Crystal one of ‘most endangered’ rivers
Ryan Summerlin May 16, 2012
REDSTONE – A national environmental organization named the Crystal River one of 2012’s most endangered rivers in America on Tuesday because of the threat of dams and diversions.
American Rivers ranked the Crystal as the eighth most endangered river in the country for 2012. Its status as one of the last and largest free-flowing rivers in Colorado is in peril, according to Matt Rice, Colorado conservation director for American Rivers.
The Colorado River District and West Divide Conservancy District hold conditional water rights that could be used to build the 4,000-acre-foot Placita Reservoir; a similar-size reservoir on Yank Creek, a tributary of the Crystal River; and a water diversion on Avalanche Creek, the largest tributary of the river. The Placita Reservoir would be about four miles upstream from Redstone.
Rice said giving the Crystal River the “endangered” label isn’t the end of action. It’s just the beginning.
“We hope this will begin a renewed effort to protect the Crystal River with a ‘Wild and Scenic’ designation,” he said. That designation would bring federal protection and prevent dam-building.
Rice made the announcement during a news conference Tuesday at a place called the Placita Overlook, a bench above the river bottom.
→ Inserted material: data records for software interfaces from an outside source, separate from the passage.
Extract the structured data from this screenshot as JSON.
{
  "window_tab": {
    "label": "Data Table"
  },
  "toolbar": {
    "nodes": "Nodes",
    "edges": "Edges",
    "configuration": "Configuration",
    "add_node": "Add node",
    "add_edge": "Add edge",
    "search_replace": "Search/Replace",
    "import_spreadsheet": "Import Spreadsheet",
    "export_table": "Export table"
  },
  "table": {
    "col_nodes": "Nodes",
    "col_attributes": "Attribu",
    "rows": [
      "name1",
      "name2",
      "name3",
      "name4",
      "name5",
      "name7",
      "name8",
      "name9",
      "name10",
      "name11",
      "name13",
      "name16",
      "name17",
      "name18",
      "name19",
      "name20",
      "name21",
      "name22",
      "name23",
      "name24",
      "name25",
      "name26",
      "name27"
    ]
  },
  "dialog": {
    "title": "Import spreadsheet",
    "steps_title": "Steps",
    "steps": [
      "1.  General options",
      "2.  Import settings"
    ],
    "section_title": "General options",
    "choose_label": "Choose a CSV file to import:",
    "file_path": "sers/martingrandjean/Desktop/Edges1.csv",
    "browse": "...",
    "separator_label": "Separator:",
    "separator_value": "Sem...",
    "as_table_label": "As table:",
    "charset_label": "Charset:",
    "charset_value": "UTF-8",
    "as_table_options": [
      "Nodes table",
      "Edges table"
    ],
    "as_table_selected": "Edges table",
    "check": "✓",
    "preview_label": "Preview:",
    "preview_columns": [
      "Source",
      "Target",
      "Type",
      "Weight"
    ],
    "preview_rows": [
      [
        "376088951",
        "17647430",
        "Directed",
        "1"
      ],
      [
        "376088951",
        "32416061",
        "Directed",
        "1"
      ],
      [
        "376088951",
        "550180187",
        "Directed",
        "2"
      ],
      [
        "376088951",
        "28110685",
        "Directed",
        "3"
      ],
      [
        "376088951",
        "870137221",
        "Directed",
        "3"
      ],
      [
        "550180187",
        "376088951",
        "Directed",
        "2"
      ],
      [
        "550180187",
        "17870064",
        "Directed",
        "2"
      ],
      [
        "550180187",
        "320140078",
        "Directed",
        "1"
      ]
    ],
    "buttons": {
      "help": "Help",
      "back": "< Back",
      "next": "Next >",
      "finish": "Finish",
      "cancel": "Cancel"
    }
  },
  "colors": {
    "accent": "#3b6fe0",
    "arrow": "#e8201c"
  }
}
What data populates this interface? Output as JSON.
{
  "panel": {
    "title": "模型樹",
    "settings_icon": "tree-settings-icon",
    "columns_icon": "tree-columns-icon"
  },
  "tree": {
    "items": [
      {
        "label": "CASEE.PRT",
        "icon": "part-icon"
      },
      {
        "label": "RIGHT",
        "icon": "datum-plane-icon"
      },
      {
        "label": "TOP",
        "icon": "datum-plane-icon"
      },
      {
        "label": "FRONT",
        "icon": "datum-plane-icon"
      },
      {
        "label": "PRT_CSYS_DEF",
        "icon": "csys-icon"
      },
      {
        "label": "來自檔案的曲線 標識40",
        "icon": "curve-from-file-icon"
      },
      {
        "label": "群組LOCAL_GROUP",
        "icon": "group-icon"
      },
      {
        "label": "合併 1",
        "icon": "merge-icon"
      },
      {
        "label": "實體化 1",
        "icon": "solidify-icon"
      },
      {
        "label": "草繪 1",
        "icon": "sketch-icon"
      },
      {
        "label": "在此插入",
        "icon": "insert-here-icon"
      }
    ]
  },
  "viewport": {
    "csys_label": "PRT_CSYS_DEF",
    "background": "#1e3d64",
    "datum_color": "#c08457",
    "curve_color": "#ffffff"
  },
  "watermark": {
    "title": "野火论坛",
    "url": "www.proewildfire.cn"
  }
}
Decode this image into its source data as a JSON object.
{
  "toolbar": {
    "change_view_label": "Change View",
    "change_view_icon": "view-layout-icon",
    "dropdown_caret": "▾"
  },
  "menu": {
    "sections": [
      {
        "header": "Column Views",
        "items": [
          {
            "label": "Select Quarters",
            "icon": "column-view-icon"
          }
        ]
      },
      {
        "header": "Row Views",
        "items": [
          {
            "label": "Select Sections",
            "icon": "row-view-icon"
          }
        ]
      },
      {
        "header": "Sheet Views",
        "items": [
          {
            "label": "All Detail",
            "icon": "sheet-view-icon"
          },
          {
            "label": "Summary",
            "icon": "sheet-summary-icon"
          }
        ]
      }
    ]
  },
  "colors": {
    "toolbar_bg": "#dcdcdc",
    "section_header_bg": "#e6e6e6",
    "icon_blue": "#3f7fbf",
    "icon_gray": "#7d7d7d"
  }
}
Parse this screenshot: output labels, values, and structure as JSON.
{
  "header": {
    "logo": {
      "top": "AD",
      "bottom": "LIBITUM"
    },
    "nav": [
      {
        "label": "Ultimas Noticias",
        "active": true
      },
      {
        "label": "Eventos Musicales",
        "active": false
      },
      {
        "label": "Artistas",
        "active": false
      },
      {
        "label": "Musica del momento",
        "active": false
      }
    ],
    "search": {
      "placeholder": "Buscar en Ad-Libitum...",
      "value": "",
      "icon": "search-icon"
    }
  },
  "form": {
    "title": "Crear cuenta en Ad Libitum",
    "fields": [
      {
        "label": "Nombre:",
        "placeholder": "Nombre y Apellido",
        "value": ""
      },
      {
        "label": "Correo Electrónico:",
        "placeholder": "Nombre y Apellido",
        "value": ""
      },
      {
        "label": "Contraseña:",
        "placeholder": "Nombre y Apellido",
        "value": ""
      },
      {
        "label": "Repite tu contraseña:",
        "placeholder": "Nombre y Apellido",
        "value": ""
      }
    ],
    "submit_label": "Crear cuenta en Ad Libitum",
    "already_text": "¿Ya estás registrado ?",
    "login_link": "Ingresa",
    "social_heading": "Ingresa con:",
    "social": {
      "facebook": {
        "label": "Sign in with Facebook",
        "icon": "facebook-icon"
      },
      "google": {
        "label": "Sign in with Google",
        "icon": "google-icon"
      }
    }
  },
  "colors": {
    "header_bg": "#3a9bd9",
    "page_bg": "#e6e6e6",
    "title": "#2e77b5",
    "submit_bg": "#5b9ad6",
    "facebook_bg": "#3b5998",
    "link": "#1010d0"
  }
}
If the dam is built, the overlook will be slightly above the water level of the reservoir. A swath of the valley more than a mile long would be swamped.
American Rivers has released its “most endangered” list annually since 1986 to draw attention to waterways imperiled by one threat or another. The list is designed to spur action.
Pitkin County government and local environmental groups welcomed American Rivers’ designation because it will bring greater awareness and scrutiny of what’s known as the West Divide Project.
“It’s hard to be excited about the designation of most endangered river,” quipped Sharon Clarke, a staff member of the Roaring Fork Conservancy, a Basalt-based organization that specializes in water quality and quantity issues in the Roaring Fork River basin. The conservancy is fighting the water development projects and supported American Rivers’ designation of the Crystal.
Clarke said the proposed reservoir would flood one of the few wide spots in the narrow valley. Placita is a particularly scenic section of the valley, and it is also an “alluvial hotspot” where wetlands work as a natural filter for the water, she said.
Pitkin County and the Crystal Valley Environmental Protection Association nominated the Crystal River as an endangered river. Pitkin County’s interest carried extra weight, Rice said, because it is usually conservation groups making the nominations.
Pitkin County Attorney John Ely said most people are willing to brush off threats of water development and say it will never happen somewhere as scenic as the Crystal River.
“The prospect of something happening here is very realistic,” Ely said.
The only way to prevent the reservoir and diversions is for various government entities and conservation groups to unite in opposition. Pitkin County is leading a coalition that is challenging the conditional water rights being held for the Placita Reservoir and diversion projects. A trial in Colorado water court is scheduled for August 2013.
The Colorado River District contends Placita Reservoir would have potential beneficial uses for the Crystal River, spokesman Jim Pokrandt said. Water releases from the reservoir could boost flows in the Crystal River late in the summer when water levels are low, the organization contends.
The Colorado River District, in conjunction with the West Divide Conservancy District, voted in April 2011 to scale down water-diversion plans for the Crystal Valley. They pulled the plug on the long-planned Osgood Reservoir. At 128,728 acre-feet, Osgood would have been bigger than Ruedi Reservoir and would have flooded the town of Redstone, south of Carbondale. Placita Reservoir was initially planned at 58,000 acre-feet, about 60 percent the size of Ruedi Reservoir. The Colorado River District and West Divide Conservancy District slashed the plan to 4,000 acre-feet.
The water districts thought the downsizing of plans would placate the opposition, Ely said.
“They have not answered the question of need,” he said.
Chuck Downey, a member of the Crystal Valley Environmental Protection Association, contended that the environmental price of the proposed dam would be high and the irrigation benefits negligible.
The dam would be built about 3.7 miles upstream from Redstone. It would cover 500 surface acres, stretching upstream to where the county road heads to Marble, Downey said. Roughly 10 houses would go under water, he said.
A hydroelectric project associated with the dam would have the capability to generate power for 70 houses, but only when the reservoir is full, Downey said. The reservoir would be dry half the way.
“You’d be looking at a mud flat,” Downey said. “Four thousand acre-feet, it only takes 20 days to drain it.”
The environmental protection association, Pitkin County and their allies want the water districts to abandon the conditional water rights and leave the Crystal River free-flowing. To try to force the issue, they will fight the water rights and press for “Wild and Scenic” designation.
“River district – wake up. We’re here, and we’re not going away,” Downey said.